(Items listed in a dataset)
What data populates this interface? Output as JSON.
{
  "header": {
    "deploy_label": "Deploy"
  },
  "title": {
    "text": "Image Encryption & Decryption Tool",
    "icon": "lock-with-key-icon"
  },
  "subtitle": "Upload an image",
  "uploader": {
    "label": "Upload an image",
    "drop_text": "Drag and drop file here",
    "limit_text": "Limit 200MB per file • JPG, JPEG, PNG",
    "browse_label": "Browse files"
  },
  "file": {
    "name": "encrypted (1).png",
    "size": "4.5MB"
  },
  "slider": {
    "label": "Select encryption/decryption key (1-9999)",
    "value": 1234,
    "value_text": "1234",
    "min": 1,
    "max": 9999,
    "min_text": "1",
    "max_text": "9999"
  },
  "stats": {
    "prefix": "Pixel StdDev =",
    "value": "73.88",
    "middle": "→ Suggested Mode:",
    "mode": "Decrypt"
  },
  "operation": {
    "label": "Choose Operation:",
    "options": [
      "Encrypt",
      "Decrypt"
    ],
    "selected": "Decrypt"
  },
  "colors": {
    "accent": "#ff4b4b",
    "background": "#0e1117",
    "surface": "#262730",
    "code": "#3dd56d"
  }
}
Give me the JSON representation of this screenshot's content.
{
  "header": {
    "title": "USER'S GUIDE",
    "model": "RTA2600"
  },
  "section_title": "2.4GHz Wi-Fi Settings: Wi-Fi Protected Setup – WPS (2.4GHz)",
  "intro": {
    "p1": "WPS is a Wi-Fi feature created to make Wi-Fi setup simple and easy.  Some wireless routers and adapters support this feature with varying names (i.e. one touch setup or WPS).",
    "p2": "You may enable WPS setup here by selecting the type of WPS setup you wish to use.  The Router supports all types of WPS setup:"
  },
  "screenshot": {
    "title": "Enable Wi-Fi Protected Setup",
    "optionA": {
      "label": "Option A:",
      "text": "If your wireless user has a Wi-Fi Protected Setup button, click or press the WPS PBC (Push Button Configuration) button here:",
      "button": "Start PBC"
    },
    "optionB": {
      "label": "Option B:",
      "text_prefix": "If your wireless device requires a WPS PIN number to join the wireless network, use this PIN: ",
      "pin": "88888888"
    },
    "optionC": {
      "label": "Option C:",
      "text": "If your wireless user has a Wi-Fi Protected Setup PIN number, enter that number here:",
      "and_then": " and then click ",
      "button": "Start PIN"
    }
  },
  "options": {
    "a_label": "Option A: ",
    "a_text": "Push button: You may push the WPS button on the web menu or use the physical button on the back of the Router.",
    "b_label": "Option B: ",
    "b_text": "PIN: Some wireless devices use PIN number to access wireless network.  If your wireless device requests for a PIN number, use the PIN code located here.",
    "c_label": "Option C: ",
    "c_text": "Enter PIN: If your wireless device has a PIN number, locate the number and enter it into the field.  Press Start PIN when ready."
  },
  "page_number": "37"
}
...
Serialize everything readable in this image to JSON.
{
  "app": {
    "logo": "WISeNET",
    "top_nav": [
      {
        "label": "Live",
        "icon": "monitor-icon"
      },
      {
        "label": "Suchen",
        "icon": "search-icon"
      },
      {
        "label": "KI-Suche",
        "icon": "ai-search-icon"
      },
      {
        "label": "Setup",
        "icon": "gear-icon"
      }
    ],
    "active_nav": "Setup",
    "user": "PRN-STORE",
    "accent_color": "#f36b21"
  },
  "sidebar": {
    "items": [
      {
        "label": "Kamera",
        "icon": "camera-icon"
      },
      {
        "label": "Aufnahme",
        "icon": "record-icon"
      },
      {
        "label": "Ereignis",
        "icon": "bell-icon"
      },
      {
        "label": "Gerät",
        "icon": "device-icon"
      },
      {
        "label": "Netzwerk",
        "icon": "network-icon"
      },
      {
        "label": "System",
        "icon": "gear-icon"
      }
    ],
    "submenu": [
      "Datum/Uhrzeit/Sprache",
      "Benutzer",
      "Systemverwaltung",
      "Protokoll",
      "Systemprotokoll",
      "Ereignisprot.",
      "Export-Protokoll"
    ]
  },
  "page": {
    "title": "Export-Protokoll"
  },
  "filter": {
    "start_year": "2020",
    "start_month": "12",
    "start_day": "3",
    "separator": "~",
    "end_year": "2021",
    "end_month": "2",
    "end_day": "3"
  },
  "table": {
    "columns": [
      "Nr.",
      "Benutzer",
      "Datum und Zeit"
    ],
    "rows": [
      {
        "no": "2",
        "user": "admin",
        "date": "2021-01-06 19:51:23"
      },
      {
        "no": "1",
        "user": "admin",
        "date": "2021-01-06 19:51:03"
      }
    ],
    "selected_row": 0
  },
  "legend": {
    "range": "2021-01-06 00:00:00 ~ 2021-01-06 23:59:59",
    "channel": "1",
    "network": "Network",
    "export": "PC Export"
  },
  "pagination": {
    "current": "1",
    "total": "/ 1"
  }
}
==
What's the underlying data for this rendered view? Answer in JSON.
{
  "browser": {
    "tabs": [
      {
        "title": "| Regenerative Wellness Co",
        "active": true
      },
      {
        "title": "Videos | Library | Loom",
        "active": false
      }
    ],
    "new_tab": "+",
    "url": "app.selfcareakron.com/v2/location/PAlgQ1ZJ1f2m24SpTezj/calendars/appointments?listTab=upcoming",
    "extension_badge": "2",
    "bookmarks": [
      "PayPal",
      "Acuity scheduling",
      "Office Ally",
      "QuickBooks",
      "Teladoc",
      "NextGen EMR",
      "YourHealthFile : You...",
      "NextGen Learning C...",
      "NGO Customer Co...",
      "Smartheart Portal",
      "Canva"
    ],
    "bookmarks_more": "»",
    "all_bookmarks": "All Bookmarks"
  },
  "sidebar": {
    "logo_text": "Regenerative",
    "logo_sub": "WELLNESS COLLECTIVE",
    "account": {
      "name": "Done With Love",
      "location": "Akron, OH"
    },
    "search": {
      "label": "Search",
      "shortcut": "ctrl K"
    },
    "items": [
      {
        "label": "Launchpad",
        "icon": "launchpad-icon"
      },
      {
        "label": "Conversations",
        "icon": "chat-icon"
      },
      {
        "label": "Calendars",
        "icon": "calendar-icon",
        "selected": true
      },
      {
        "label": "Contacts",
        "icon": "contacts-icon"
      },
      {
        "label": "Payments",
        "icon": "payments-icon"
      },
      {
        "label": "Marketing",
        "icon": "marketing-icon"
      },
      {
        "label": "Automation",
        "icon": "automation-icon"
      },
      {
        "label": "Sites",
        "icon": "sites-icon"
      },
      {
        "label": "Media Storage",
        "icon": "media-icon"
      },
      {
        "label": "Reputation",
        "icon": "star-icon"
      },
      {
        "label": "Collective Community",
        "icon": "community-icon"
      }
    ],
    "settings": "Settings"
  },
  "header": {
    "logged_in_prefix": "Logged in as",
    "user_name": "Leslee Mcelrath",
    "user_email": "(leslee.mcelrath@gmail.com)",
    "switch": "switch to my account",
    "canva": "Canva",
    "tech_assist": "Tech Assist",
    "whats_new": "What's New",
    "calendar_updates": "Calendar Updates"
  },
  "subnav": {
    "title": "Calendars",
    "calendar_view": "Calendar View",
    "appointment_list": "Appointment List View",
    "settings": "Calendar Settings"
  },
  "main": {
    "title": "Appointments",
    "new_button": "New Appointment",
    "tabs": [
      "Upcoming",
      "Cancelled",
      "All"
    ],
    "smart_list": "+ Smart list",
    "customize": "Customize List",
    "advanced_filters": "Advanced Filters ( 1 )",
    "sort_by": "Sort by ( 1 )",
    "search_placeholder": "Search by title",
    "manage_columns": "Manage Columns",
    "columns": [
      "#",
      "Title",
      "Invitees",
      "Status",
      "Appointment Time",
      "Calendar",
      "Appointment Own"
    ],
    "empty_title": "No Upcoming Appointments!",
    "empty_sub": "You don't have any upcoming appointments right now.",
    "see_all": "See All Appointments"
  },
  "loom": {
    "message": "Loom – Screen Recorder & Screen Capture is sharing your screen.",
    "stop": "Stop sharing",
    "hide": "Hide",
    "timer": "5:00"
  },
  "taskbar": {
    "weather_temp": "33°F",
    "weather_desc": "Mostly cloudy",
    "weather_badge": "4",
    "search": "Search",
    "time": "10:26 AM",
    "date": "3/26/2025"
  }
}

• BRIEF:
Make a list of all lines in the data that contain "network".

• ANSWER BOX:
      "text_prefix": "If your wireless device requires a WPS PIN number to join the wireless network, use this PIN: ",
    "b_text": "PIN: Some wireless devices use PIN number to access wireless network.  If your wireless device requests for a PIN number, use the PIN code located here.",
        "icon": "network-icon"
    "network": "Network",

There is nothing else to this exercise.